■ What to produce: Your task is to give the listing below back word for word, pictures excluded.

■ Dataset records:
»»
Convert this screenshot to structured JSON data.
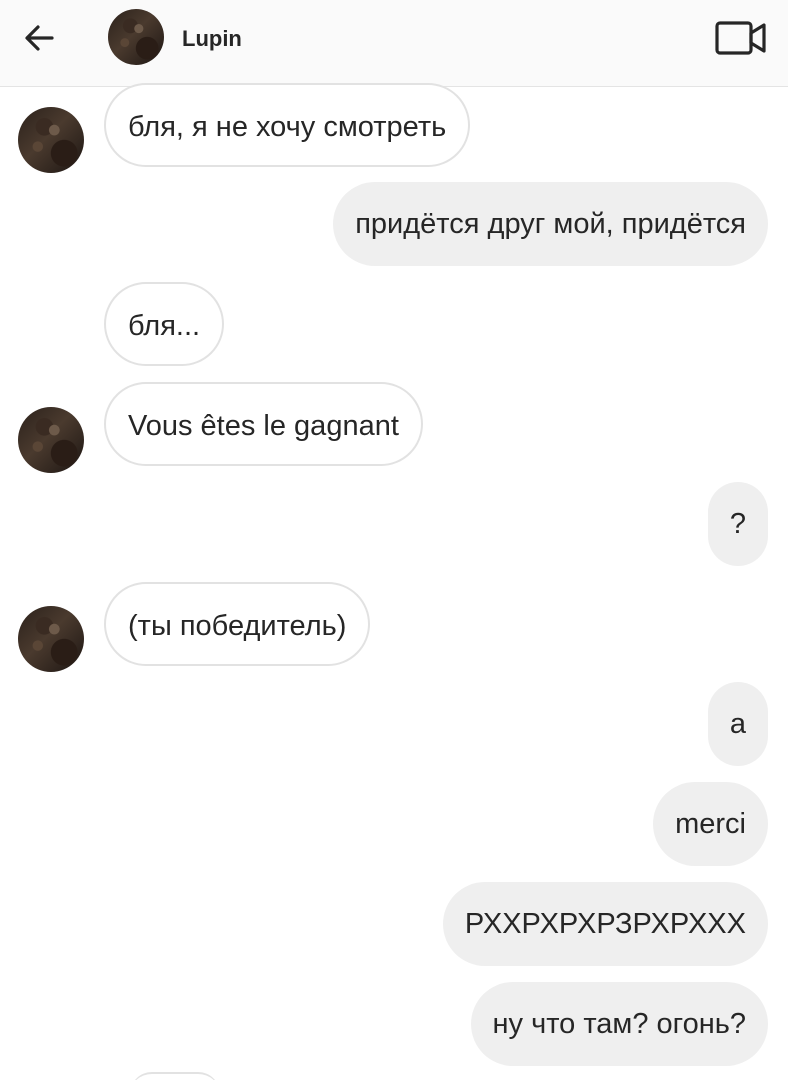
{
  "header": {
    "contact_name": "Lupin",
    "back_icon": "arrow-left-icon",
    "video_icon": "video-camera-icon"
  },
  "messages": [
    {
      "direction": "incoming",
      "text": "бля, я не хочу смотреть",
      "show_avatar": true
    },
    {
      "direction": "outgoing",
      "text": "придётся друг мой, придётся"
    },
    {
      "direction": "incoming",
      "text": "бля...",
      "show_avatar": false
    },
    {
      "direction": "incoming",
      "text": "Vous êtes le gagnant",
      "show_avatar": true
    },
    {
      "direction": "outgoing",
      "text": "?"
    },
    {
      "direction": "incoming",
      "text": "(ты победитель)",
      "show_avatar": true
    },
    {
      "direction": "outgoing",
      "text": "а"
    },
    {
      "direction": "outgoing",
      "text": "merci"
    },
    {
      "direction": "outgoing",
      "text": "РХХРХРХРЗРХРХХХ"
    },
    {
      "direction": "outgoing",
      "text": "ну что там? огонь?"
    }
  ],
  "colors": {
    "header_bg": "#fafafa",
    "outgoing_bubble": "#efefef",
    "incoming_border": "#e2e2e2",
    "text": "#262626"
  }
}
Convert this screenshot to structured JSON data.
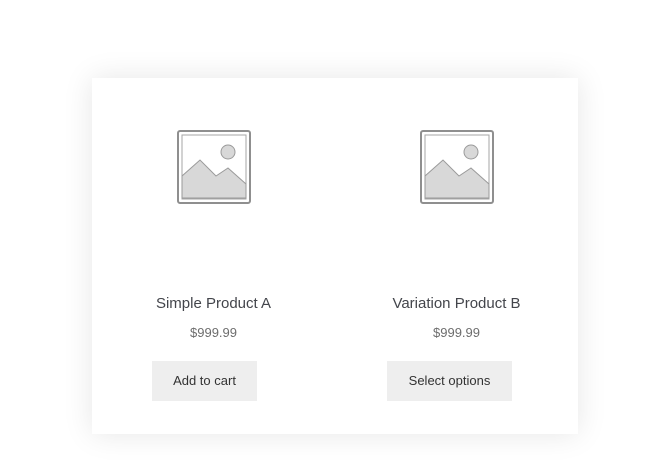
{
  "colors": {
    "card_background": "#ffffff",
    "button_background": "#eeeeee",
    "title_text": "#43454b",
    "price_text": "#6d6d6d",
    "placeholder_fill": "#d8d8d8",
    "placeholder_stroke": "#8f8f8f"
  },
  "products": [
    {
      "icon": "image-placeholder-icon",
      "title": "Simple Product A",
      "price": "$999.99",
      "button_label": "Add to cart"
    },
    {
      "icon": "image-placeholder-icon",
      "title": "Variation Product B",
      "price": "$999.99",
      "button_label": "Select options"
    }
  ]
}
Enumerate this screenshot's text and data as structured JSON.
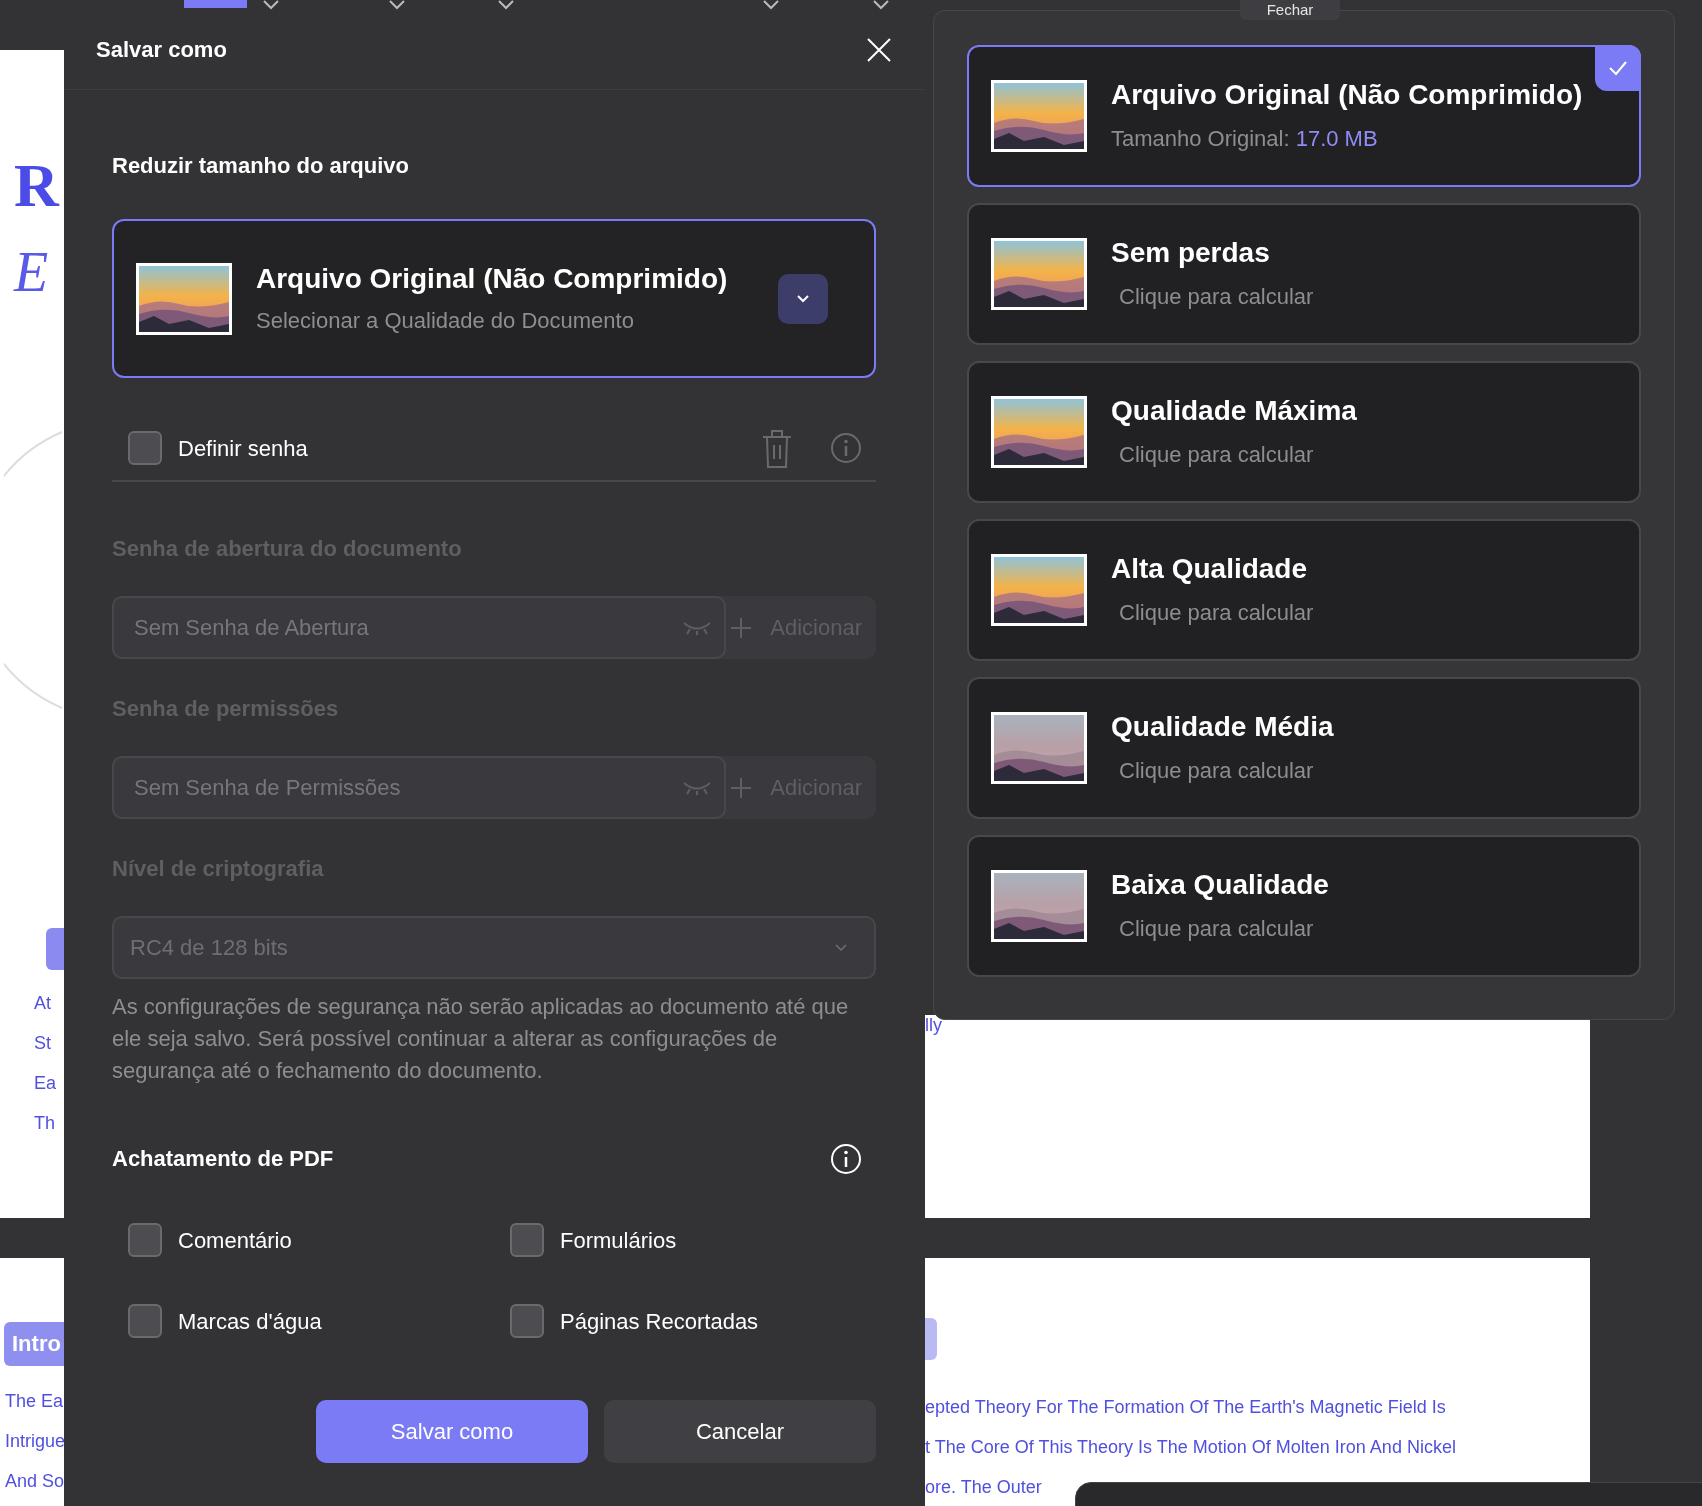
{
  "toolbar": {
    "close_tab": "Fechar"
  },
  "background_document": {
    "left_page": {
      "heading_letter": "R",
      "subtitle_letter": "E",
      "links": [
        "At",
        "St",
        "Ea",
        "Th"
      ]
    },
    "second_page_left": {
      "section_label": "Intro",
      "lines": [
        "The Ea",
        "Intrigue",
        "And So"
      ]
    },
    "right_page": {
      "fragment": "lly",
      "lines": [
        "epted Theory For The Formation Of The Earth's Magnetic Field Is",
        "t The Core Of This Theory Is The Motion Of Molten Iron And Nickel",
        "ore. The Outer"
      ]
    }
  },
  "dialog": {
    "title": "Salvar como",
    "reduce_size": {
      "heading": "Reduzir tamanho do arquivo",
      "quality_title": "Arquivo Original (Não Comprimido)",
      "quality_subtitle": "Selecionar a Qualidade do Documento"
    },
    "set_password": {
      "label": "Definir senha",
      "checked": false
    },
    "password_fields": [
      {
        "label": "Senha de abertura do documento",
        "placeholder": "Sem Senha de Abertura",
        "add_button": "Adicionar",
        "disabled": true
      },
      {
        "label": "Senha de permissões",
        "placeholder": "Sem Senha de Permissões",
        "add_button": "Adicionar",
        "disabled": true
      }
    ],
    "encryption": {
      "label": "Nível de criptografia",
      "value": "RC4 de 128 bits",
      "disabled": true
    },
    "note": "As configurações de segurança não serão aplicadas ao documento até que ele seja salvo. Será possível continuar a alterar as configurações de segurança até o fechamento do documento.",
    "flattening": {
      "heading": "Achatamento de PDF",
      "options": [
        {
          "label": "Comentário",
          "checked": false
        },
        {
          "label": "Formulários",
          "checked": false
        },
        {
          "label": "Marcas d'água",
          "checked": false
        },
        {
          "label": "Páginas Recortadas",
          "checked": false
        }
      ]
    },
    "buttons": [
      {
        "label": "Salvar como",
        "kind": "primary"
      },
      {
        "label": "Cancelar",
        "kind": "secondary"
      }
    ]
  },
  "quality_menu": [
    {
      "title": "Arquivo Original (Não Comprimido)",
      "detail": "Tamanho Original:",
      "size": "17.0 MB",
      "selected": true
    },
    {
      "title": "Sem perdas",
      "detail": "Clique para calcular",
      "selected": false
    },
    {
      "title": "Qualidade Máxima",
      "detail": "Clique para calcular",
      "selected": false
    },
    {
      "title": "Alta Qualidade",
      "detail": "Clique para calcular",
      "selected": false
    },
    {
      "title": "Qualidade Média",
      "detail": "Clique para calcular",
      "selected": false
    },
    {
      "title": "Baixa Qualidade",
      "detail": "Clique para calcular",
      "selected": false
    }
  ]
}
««
■ Written response:
Convert this screenshot to structured JSON data.
{
  "header": {
    "contact_name": "Lupin",
    "back_icon": "arrow-left-icon",
    "video_icon": "video-camera-icon"
  },
  "messages": [
    {
      "direction": "incoming",
      "text": "бля, я не хочу смотреть",
      "show_avatar": true
    },
    {
      "direction": "outgoing",
      "text": "придётся друг мой, придётся"
    },
    {
      "direction": "incoming",
      "text": "бля...",
      "show_avatar": false
    },
    {
      "direction": "incoming",
      "text": "Vous êtes le gagnant",
      "show_avatar": true
    },
    {
      "direction": "outgoing",
      "text": "?"
    },
    {
      "direction": "incoming",
      "text": "(ты победитель)",
      "show_avatar": true
    },
    {
      "direction": "outgoing",
      "text": "а"
    },
    {
      "direction": "outgoing",
      "text": "merci"
    },
    {
      "direction": "outgoing",
      "text": "РХХРХРХРЗРХРХХХ"
    },
    {
      "direction": "outgoing",
      "text": "ну что там? огонь?"
    }
  ],
  "colors": {
    "header_bg": "#fafafa",
    "outgoing_bubble": "#efefef",
    "incoming_border": "#e2e2e2",
    "text": "#262626"
  }
}
Convert this screenshot to structured JSON data.
{
  "colors": {
    "card_background": "#ffffff",
    "button_background": "#eeeeee",
    "title_text": "#43454b",
    "price_text": "#6d6d6d",
    "placeholder_fill": "#d8d8d8",
    "placeholder_stroke": "#8f8f8f"
  },
  "products": [
    {
      "icon": "image-placeholder-icon",
      "title": "Simple Product A",
      "price": "$999.99",
      "button_label": "Add to cart"
    },
    {
      "icon": "image-placeholder-icon",
      "title": "Variation Product B",
      "price": "$999.99",
      "button_label": "Select options"
    }
  ]
}
Enumerate this screenshot's text and data as structured JSON.
{
  "toolbar": {
    "close_tab": "Fechar"
  },
  "background_document": {
    "left_page": {
      "heading_letter": "R",
      "subtitle_letter": "E",
      "links": [
        "At",
        "St",
        "Ea",
        "Th"
      ]
    },
    "second_page_left": {
      "section_label": "Intro",
      "lines": [
        "The Ea",
        "Intrigue",
        "And So"
      ]
    },
    "right_page": {
      "fragment": "lly",
      "lines": [
        "epted Theory For The Formation Of The Earth's Magnetic Field Is",
        "t The Core Of This Theory Is The Motion Of Molten Iron And Nickel",
        "ore. The Outer"
      ]
    }
  },
  "dialog": {
    "title": "Salvar como",
    "reduce_size": {
      "heading": "Reduzir tamanho do arquivo",
      "quality_title": "Arquivo Original (Não Comprimido)",
      "quality_subtitle": "Selecionar a Qualidade do Documento"
    },
    "set_password": {
      "label": "Definir senha",
      "checked": false
    },
    "password_fields": [
      {
        "label": "Senha de abertura do documento",
        "placeholder": "Sem Senha de Abertura",
        "add_button": "Adicionar",
        "disabled": true
      },
      {
        "label": "Senha de permissões",
        "placeholder": "Sem Senha de Permissões",
        "add_button": "Adicionar",
        "disabled": true
      }
    ],
    "encryption": {
      "label": "Nível de criptografia",
      "value": "RC4 de 128 bits",
      "disabled": true
    },
    "note": "As configurações de segurança não serão aplicadas ao documento até que ele seja salvo. Será possível continuar a alterar as configurações de segurança até o fechamento do documento.",
    "flattening": {
      "heading": "Achatamento de PDF",
      "options": [
        {
          "label": "Comentário",
          "checked": false
        },
        {
          "label": "Formulários",
          "checked": false
        },
        {
          "label": "Marcas d'água",
          "checked": false
        },
        {
          "label": "Páginas Recortadas",
          "checked": false
        }
      ]
    },
    "buttons": [
      {
        "label": "Salvar como",
        "kind": "primary"
      },
      {
        "label": "Cancelar",
        "kind": "secondary"
      }
    ]
  },
  "quality_menu": [
    {
      "title": "Arquivo Original (Não Comprimido)",
      "detail": "Tamanho Original:",
      "size": "17.0 MB",
      "selected": true
    },
    {
      "title": "Sem perdas",
      "detail": "Clique para calcular",
      "selected": false
    },
    {
      "title": "Qualidade Máxima",
      "detail": "Clique para calcular",
      "selected": false
    },
    {
      "title": "Alta Qualidade",
      "detail": "Clique para calcular",
      "selected": false
    },
    {
      "title": "Qualidade Média",
      "detail": "Clique para calcular",
      "selected": false
    },
    {
      "title": "Baixa Qualidade",
      "detail": "Clique para calcular",
      "selected": false
    }
  ]
}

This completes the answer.